What the task requires
Repeat back every line of the data, exactly.

Extracted material

*** Block opens ***

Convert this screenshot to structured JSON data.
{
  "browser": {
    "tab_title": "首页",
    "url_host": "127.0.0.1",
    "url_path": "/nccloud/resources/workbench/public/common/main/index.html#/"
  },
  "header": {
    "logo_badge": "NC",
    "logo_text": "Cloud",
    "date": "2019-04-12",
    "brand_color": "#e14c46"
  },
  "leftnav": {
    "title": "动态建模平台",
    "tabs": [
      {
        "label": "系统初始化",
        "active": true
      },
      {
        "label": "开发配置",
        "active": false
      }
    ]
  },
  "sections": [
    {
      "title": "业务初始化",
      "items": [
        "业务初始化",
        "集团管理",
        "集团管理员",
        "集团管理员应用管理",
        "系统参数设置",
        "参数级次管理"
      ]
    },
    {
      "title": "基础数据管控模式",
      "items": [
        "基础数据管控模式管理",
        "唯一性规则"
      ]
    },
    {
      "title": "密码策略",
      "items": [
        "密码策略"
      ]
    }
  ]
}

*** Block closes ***

Task result
Convert this screenshot to structured JSON data.
{
  "browser": {
    "tab_title": "首页",
    "url_host": "127.0.0.1",
    "url_path": "/nccloud/resources/workbench/public/common/main/index.html#/"
  },
  "header": {
    "logo_badge": "NC",
    "logo_text": "Cloud",
    "date": "2019-04-12",
    "brand_color": "#e14c46"
  },
  "leftnav": {
    "title": "动态建模平台",
    "tabs": [
      {
        "label": "系统初始化",
        "active": true
      },
      {
        "label": "开发配置",
        "active": false
      }
    ]
  },
  "sections": [
    {
      "title": "业务初始化",
      "items": [
        "业务初始化",
        "集团管理",
        "集团管理员",
        "集团管理员应用管理",
        "系统参数设置",
        "参数级次管理"
      ]
    },
    {
      "title": "基础数据管控模式",
      "items": [
        "基础数据管控模式管理",
        "唯一性规则"
      ]
    },
    {
      "title": "密码策略",
      "items": [
        "密码策略"
      ]
    }
  ]
}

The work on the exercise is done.